Unlike acute fatigue that is relieved with rest, chronic fatigue is related to medical conditions or treatments and is not relieved by rest. Almost all patients have some fatigue after surgery. Many things can cause this: blood loss, bedrest or decreased activity, medicines, and sadness due to diagnosis of cancer.
Fatigue is also a common side effect during and after chemotherapy or radiation therapy. It can last a few weeks or even for several months. Chronic fatigue interferes with your life and simple tasks such as shaving or brushing your teeth may seem impossible to do.
Fatigue is often caused by more than one problem. Two types of approaches are used to manage fatigue.
The first approach is to find any causes for fatigue that can be treated. Some treatable problems that cause fatigue are anemia (low red blood cell counts), emotional distress or depression, sleep difficulties, poor nutrition, pain, and low thyroid gland function.
The second approach is to conserve your energy, cope with stress, and restore your ability to focus.
Contact your health care team if you have any of the following:
Cancer-Related Fatigue Treatment Guidelines for Patients (PDF)
National guidelines describing cancer-related chronic fatigue, including assessment, management of medical causes, and self-care. Available from the National Comprehensive Cancer Network online or toll-free at 888-909-NCCN or 888-909-6226
Activities to Help Cancer Patients Restore Focus and Attention
Teaching sheet available online under ‘self care guides’ at http://cancer.duke.edu/pated/ or ask your Duke nurse for a copy
Share the Care: How to Organize a Group to Care for Someone Who is Seriously Ill
by Cappy Capossela, Sheila Warnock, Sukie Miller. Available to check out from the Duke Cancer Patient and Family Resource Center or purchase from your favorite bookseller.
Don’t Let Stress Get the Best of You
Workbook created by Duke nurses to help you identify and manage sources of stress in your life. Available to inpatients through the Stress Management consult nurses or through the Duke Cancer Patient and Family Resource Center.

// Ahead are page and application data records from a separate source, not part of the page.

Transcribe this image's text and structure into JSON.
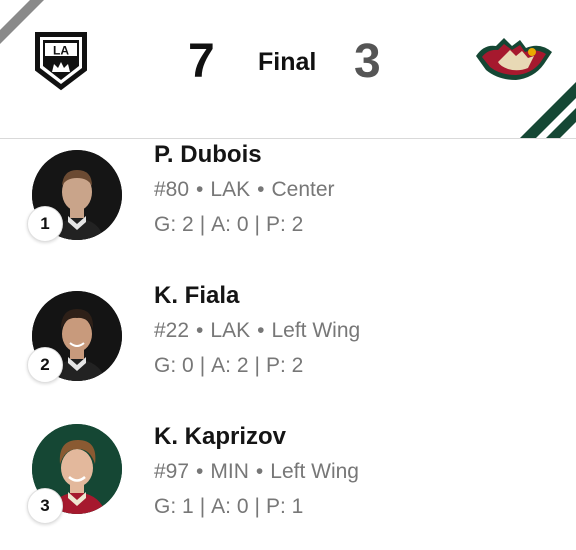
{
  "game": {
    "home_score": "7",
    "status": "Final",
    "away_score": "3",
    "home_logo_icon": "la-kings-logo-icon",
    "away_logo_icon": "minnesota-wild-logo-icon",
    "home_logo_text": "LA",
    "colors": {
      "wild_green": "#154734",
      "kings_black": "#111111",
      "wild_red": "#a6192e"
    }
  },
  "players": [
    {
      "rank": "1",
      "name": "P. Dubois",
      "number": "#80",
      "team": "LAK",
      "position": "Center",
      "goals": "G: 2",
      "assists": "A: 0",
      "points": "P: 2"
    },
    {
      "rank": "2",
      "name": "K. Fiala",
      "number": "#22",
      "team": "LAK",
      "position": "Left Wing",
      "goals": "G: 0",
      "assists": "A: 2",
      "points": "P: 2"
    },
    {
      "rank": "3",
      "name": "K. Kaprizov",
      "number": "#97",
      "team": "MIN",
      "position": "Left Wing",
      "goals": "G: 1",
      "assists": "A: 0",
      "points": "P: 1"
    }
  ]
}
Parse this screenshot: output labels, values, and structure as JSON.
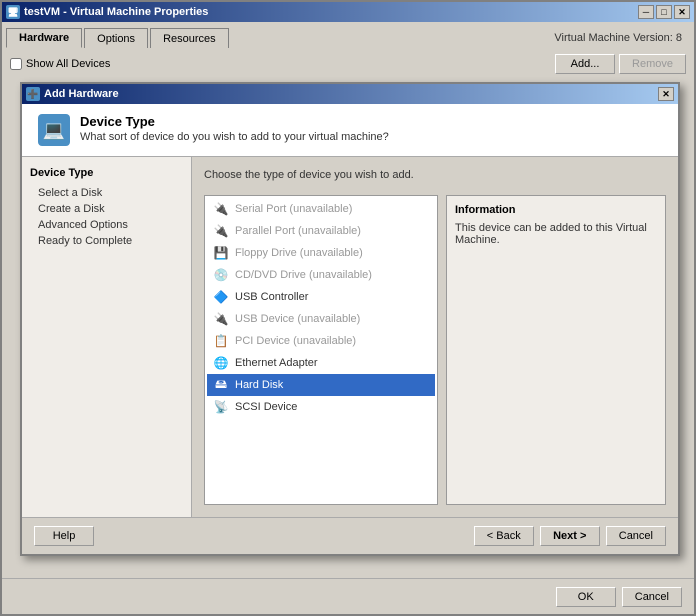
{
  "window": {
    "title": "testVM - Virtual Machine Properties",
    "vm_version": "Virtual Machine Version: 8",
    "title_icon": "🖥",
    "close_btn": "✕",
    "min_btn": "─",
    "max_btn": "□"
  },
  "tabs": [
    {
      "label": "Hardware",
      "active": true
    },
    {
      "label": "Options",
      "active": false
    },
    {
      "label": "Resources",
      "active": false
    }
  ],
  "toolbar": {
    "show_all_devices": "Show All Devices",
    "add_button": "Add...",
    "remove_button": "Remove"
  },
  "modal": {
    "title": "Add Hardware",
    "title_icon": "➕",
    "header": {
      "title": "Device Type",
      "subtitle": "What sort of device do you wish to add to your virtual machine?"
    },
    "sidebar": {
      "section_title": "Device Type",
      "items": [
        {
          "label": "Select a Disk",
          "active": false
        },
        {
          "label": "Create a Disk",
          "active": false
        },
        {
          "label": "Advanced Options",
          "active": false
        },
        {
          "label": "Ready to Complete",
          "active": false
        }
      ]
    },
    "main": {
      "instruction": "Choose the type of device you wish to add.",
      "devices": [
        {
          "label": "Serial Port (unavailable)",
          "icon": "🔌",
          "available": false,
          "selected": false
        },
        {
          "label": "Parallel Port (unavailable)",
          "icon": "🔌",
          "available": false,
          "selected": false
        },
        {
          "label": "Floppy Drive (unavailable)",
          "icon": "💾",
          "available": false,
          "selected": false
        },
        {
          "label": "CD/DVD Drive (unavailable)",
          "icon": "💿",
          "available": false,
          "selected": false
        },
        {
          "label": "USB Controller",
          "icon": "🔷",
          "available": true,
          "selected": false
        },
        {
          "label": "USB Device (unavailable)",
          "icon": "🔌",
          "available": false,
          "selected": false
        },
        {
          "label": "PCI Device (unavailable)",
          "icon": "📋",
          "available": false,
          "selected": false
        },
        {
          "label": "Ethernet Adapter",
          "icon": "🌐",
          "available": true,
          "selected": false
        },
        {
          "label": "Hard Disk",
          "icon": "🖴",
          "available": true,
          "selected": true
        },
        {
          "label": "SCSI Device",
          "icon": "📡",
          "available": true,
          "selected": false
        }
      ]
    },
    "info_panel": {
      "title": "Information",
      "text": "This device can be added to this Virtual Machine."
    },
    "footer": {
      "back_button": "< Back",
      "next_button": "Next >",
      "cancel_button": "Cancel"
    }
  },
  "outer_footer": {
    "help_button": "Help",
    "ok_button": "OK",
    "cancel_button": "Cancel"
  }
}
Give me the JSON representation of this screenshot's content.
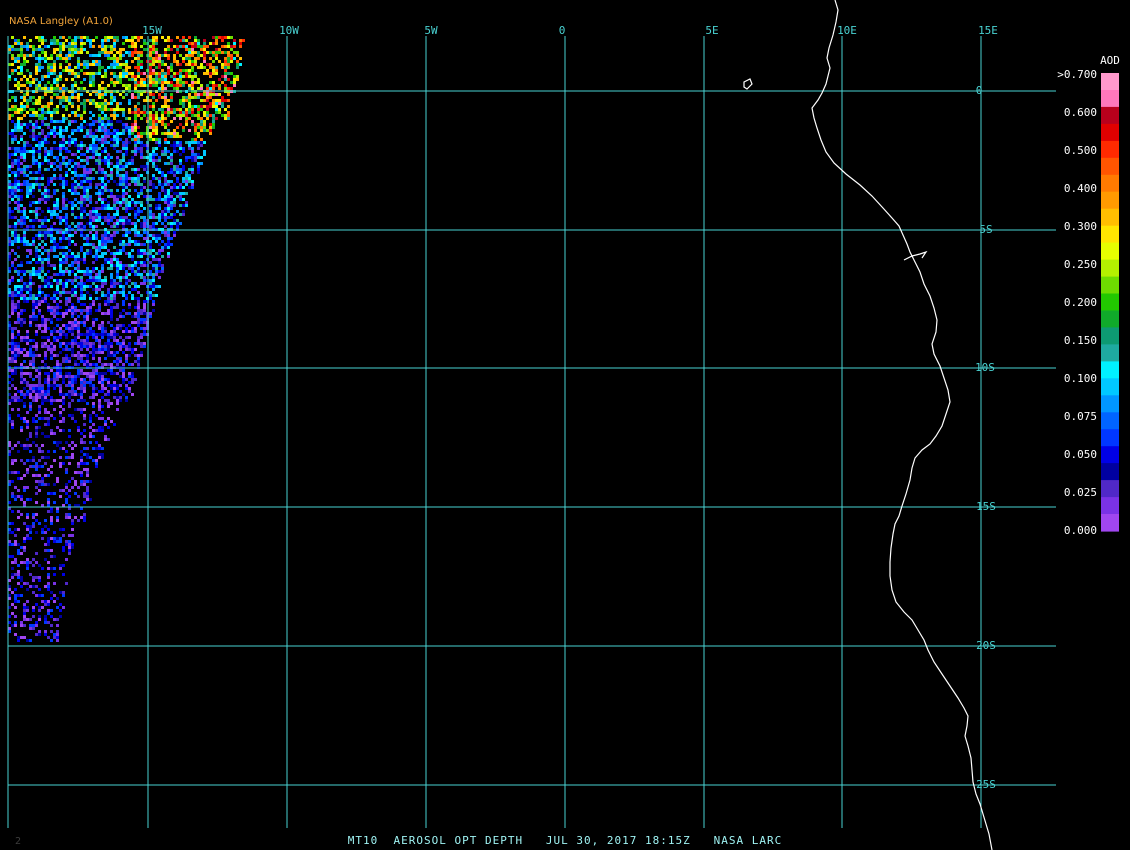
{
  "producer_label": "NASA Langley (A1.0)",
  "footer": {
    "caption": "MT10  AEROSOL OPT DEPTH   JUL 30, 2017 18:15Z   NASA LARC",
    "corner_mark": "2"
  },
  "map": {
    "longitude_labels": [
      "15W",
      "10W",
      "5W",
      "0",
      "5E",
      "10E",
      "15E"
    ],
    "latitude_labels": [
      "0",
      "5S",
      "10S",
      "15S",
      "20S",
      "25S"
    ],
    "colors": {
      "grid": "#49d2d2",
      "coastline": "#ffffff",
      "background": "#000000"
    }
  },
  "legend": {
    "title": "AOD",
    "tick_labels": [
      ">0.700",
      "0.600",
      "0.500",
      "0.400",
      "0.300",
      "0.250",
      "0.200",
      "0.150",
      "0.100",
      "0.075",
      "0.050",
      "0.025",
      "0.000"
    ],
    "colors": [
      "#ff99cc",
      "#ff77bb",
      "#b8001c",
      "#e00000",
      "#ff2a00",
      "#ff5500",
      "#ff7a00",
      "#ff9a00",
      "#ffbe00",
      "#ffe600",
      "#e6ff00",
      "#b4f000",
      "#6edc00",
      "#22c800",
      "#10aa2a",
      "#0d9a72",
      "#1eaaa0",
      "#00f0ff",
      "#00c8ff",
      "#0096ff",
      "#0064ff",
      "#0037ff",
      "#0000e6",
      "#0000a0",
      "#5028c8",
      "#7a32e6",
      "#a046f0"
    ]
  }
}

This article is intended as a resource for patients receiving their cancer care at Duke University Hospital or Duke Clinic. It is not intended to substitute for medical advice from your health care team. If your doctor’s instructions differ from the information in this article, please talk with your doctor before making any changes.
Source: Duke Cancer Patient Education Program / approved Patient & Family Education Committee 9/05